Opinion: Our essential workers with precarious status are part of the big Quebec family
Published Friday, November 27, 2020 11:51AM EST Last Updated Saturday, November 28, 2020 7:46PM EST
MONTREAL -- The government has understood that Quebecers need to meet up with family or friends for the holiday season after months of confinement.
Our elected officials, therefore, worked on a plan to allow us to come together despite the associated risks.
Premier Francois Legault justified his decision by explaining that Quebecers need to recharge their batteries and that the family is at the heart of the Quebec nation.
But what about our guardian angels and other workers with precarious immigration status?
They are indeed part of our community, working during the pandemic, with us, our family members, in the field of health, food and supply industries so that we do not miss anything.
After all, it is thanks to them, working in many industries in Quebec, that our supply chains lacked nothing and that shelves remained full.
It is thanks to them, after all, that we will be able to come together for a few days in these difficult times.
Despite a promise to obtain permanent residence for some guardian angels, the program has still not materialized, almost six months after the first negotiations.
It is still impossible for our guardian angels, who nevertheless continue to work courageously with our most vulnerable citizens, to submit a permanent residence file.
It is also still impossible for them to hope for or imagine a family holiday season with their families, many of whom are still abroad.
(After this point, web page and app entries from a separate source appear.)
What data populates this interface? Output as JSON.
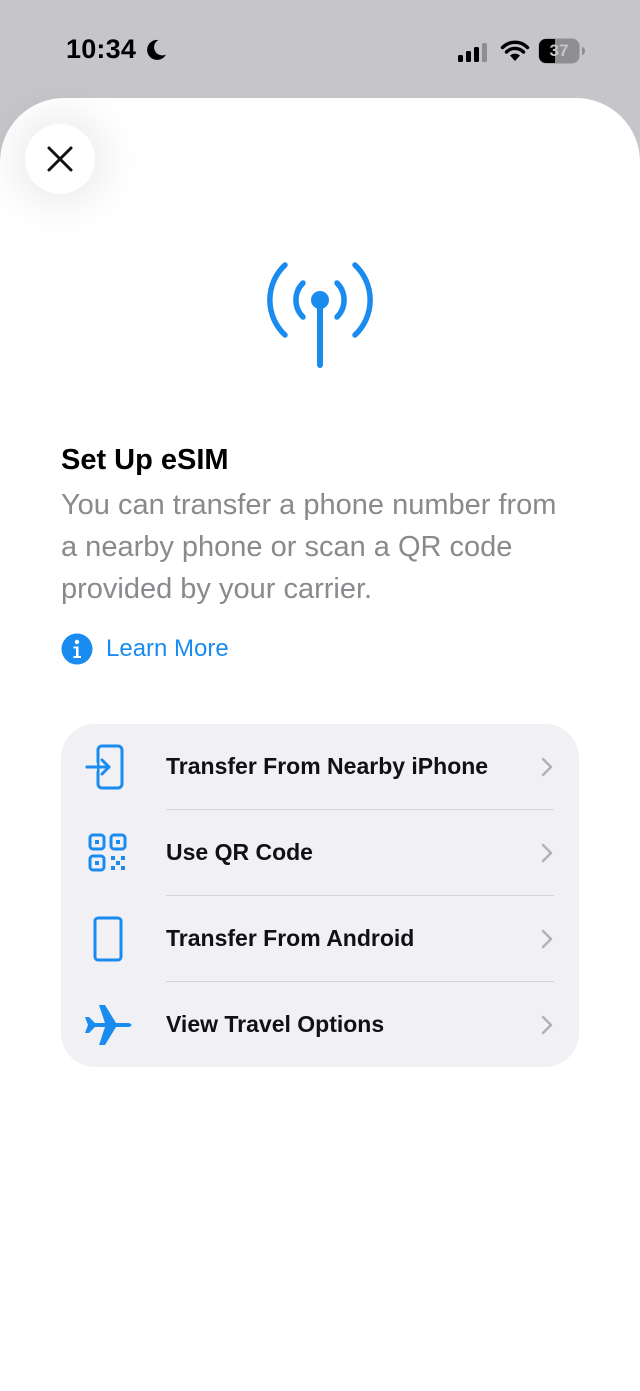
{
  "status": {
    "time": "10:34",
    "battery": "37",
    "icons": [
      "moon-icon",
      "cellular-signal-icon",
      "wifi-icon",
      "battery-icon"
    ]
  },
  "sheet": {
    "close_icon": "close-icon",
    "hero_icon": "antenna-broadcast-icon",
    "title": "Set Up eSIM",
    "description": "You can transfer a phone number from a nearby phone or scan a QR code provided by your carrier.",
    "learn_more": "Learn More"
  },
  "options": [
    {
      "label": "Transfer From Nearby iPhone",
      "icon": "transfer-phone-icon"
    },
    {
      "label": "Use QR Code",
      "icon": "qr-code-icon"
    },
    {
      "label": "Transfer From Android",
      "icon": "android-phone-icon"
    },
    {
      "label": "View Travel Options",
      "icon": "airplane-icon"
    }
  ],
  "colors": {
    "accent": "#1a8cf0",
    "background_dim": "#c6c6ca",
    "card": "#f0f0f5",
    "secondary_text": "#8a8a8e"
  }
}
Indeed, as long as these essential workers do not have permanent status, they will not be able to begin the process to be reunited with their relatives who are still in their country of origin, often living in difficult conditions.
The premier gave hope to essential workers by indicating he was open to expanding the program and gave them a second, even a third wind, to get through these difficult times despite their fatigue.
A few weeks before our family reunions, it seems essential to put this idea back on the table so that a generous program in the size of their bravery is offered to them.
The pandemic has made us realize how difficult it is to be separated from our loved ones.
The government must be consistent and allow workers with precarious status in Quebec who have worked in essential services to access permanent status so that they, too, can finally be reunited with their loved ones.
If Mr. Legault believes the family is indeed at the heart of our nation, then he must understand these workers are part of our family.
- President Guillaume Cliche-Rivard and vice-president Stéphanie Valois of the refuge and humanitarian section, Association québécoise des avocats et avocates en droit de l'immigration